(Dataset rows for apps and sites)
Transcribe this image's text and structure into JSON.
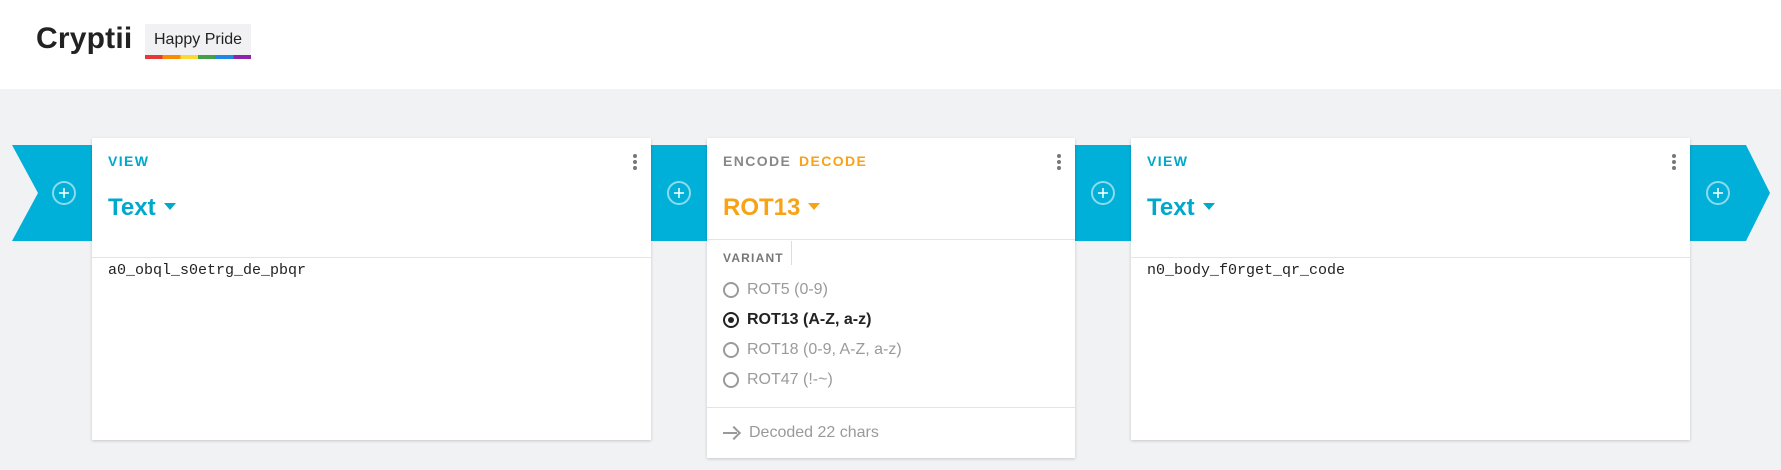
{
  "header": {
    "logo": "Cryptii",
    "badge": "Happy Pride"
  },
  "cards": [
    {
      "mode": "VIEW",
      "title": "Text",
      "content": "a0_obql_s0etrg_de_pbqr"
    },
    {
      "mode_encode": "ENCODE",
      "mode_decode": "DECODE",
      "active_mode": "DECODE",
      "title": "ROT13",
      "settings_label": "VARIANT",
      "variants": [
        {
          "label": "ROT5 (0-9)",
          "selected": false
        },
        {
          "label": "ROT13 (A-Z, a-z)",
          "selected": true
        },
        {
          "label": "ROT18 (0-9, A-Z, a-z)",
          "selected": false
        },
        {
          "label": "ROT47 (!-~)",
          "selected": false
        }
      ],
      "status": "Decoded 22 chars"
    },
    {
      "mode": "VIEW",
      "title": "Text",
      "content": "n0_body_f0rget_qr_code"
    }
  ],
  "colors": {
    "accent_teal": "#00b0d8",
    "accent_orange": "#f8a216",
    "background": "#f1f2f4"
  },
  "icons": [
    "plus-circle-icon",
    "kebab-menu-icon",
    "chevron-down-icon",
    "arrow-right-icon",
    "radio-icon"
  ]
}
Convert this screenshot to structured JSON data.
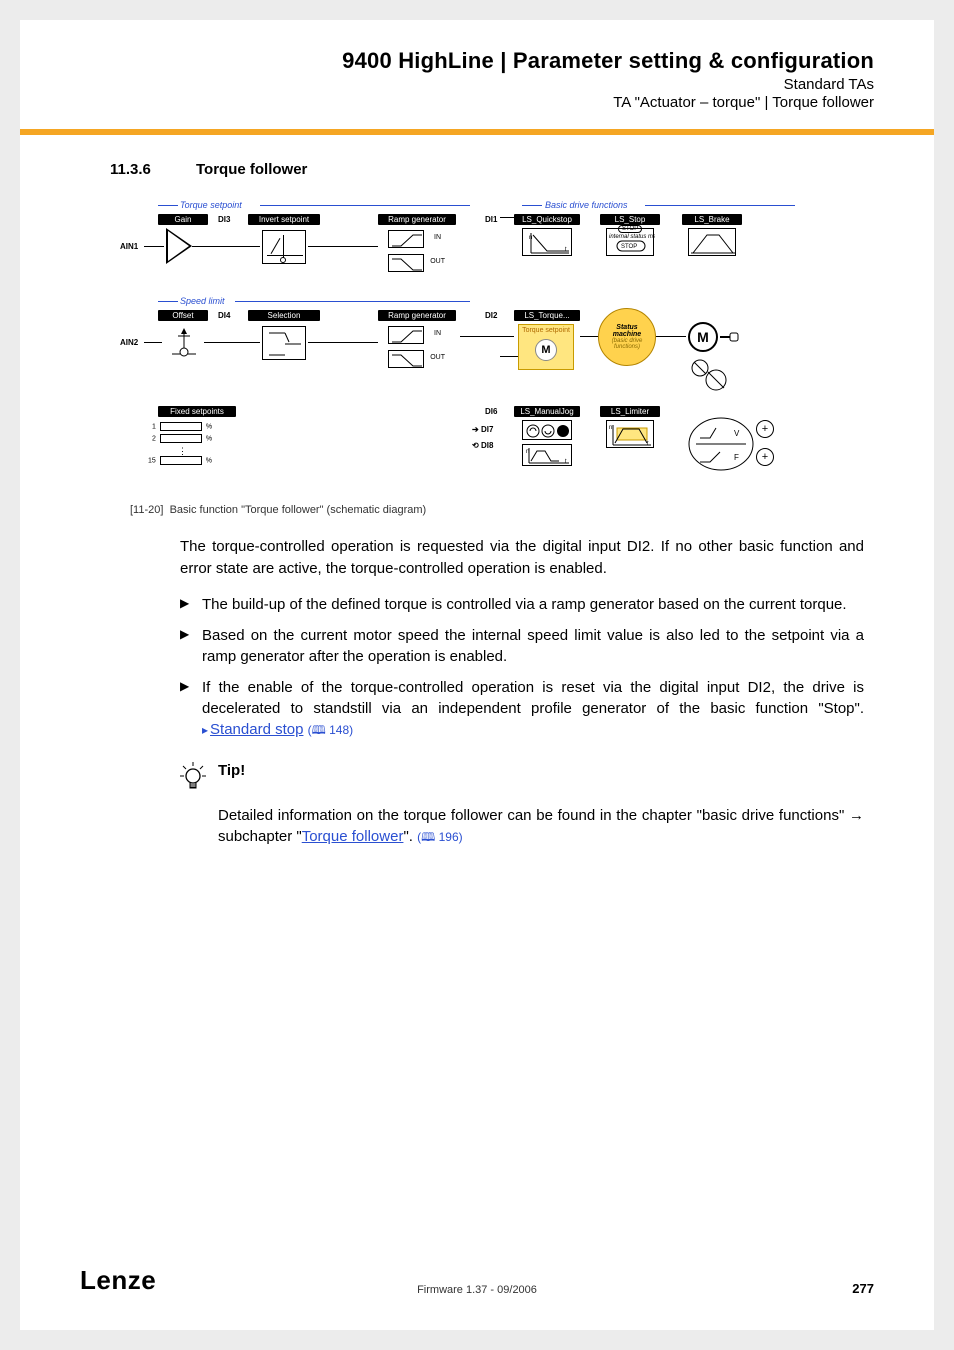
{
  "header": {
    "title": "9400 HighLine | Parameter setting & configuration",
    "sub1": "Standard TAs",
    "sub2": "TA \"Actuator – torque\" | Torque follower"
  },
  "section": {
    "number": "11.3.6",
    "title": "Torque follower"
  },
  "diagram": {
    "group1_label": "Torque setpoint",
    "group2_label": "Speed limit",
    "group3_label": "Basic drive functions",
    "gain": "Gain",
    "offset": "Offset",
    "di3": "DI3",
    "di4": "DI4",
    "invert": "Invert setpoint",
    "selection": "Selection",
    "ramp": "Ramp generator",
    "in": "IN",
    "out": "OUT",
    "ain1": "AIN1",
    "ain2": "AIN2",
    "di1": "DI1",
    "di2": "DI2",
    "di6": "DI6",
    "di7": "DI7",
    "di8": "DI8",
    "ls_quick": "LS_Quickstop",
    "ls_stop": "LS_Stop",
    "ls_brake": "LS_Brake",
    "ls_torque": "LS_Torque...",
    "ls_manual": "LS_ManualJog",
    "ls_limiter": "LS_Limiter",
    "torque_sp": "Torque setpoint",
    "status_m1": "Status",
    "status_m2": "machine",
    "status_m3": "(basic drive",
    "status_m4": "functions)",
    "internal": "internal status machine",
    "fixed": "Fixed setpoints",
    "pct": "%",
    "one": "1",
    "two": "2",
    "fifteen": "15",
    "stop": "STOP",
    "M": "M",
    "V": "V",
    "F": "F",
    "n": "n",
    "t": "t"
  },
  "caption": {
    "prefix": "[11-20]",
    "text": "Basic function \"Torque follower\" (schematic diagram)"
  },
  "para1": "The torque-controlled operation is requested via the digital input DI2. If no other basic function and error state are active, the torque-controlled operation is enabled.",
  "bullets": {
    "b1": "The build-up of the defined torque is controlled via a ramp generator based on the current torque.",
    "b2": "Based on the current motor speed the internal speed limit value is also led to the setpoint via a ramp generator after the operation is enabled.",
    "b3_pre": "If the enable of the torque-controlled operation is reset via the digital input DI2, the drive is decelerated to standstill via an independent profile generator of the basic function \"Stop\".  ",
    "b3_link": "Standard stop",
    "b3_ref": "148"
  },
  "tip": {
    "title": "Tip!",
    "body_pre": "Detailed information on the torque follower can be found in the chapter \"basic drive functions\" → subchapter \"",
    "body_link": "Torque follower",
    "body_post": "\". ",
    "ref": "196"
  },
  "footer": {
    "logo": "Lenze",
    "center": "Firmware 1.37 - 09/2006",
    "page": "277"
  }
}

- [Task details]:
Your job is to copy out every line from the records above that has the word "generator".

- [Response area]:
    "ramp": "Ramp generator",
    "b1": "The build-up of the defined torque is controlled via a ramp generator based on the current torque.",
    "b2": "Based on the current motor speed the internal speed limit value is also led to the setpoint via a ramp generator after the operation is enabled.",
    "b3_pre": "If the enable of the torque-controlled operation is reset via the digital input DI2, the drive is decelerated to standstill via an independent profile generator of the basic function \"Stop\".  ",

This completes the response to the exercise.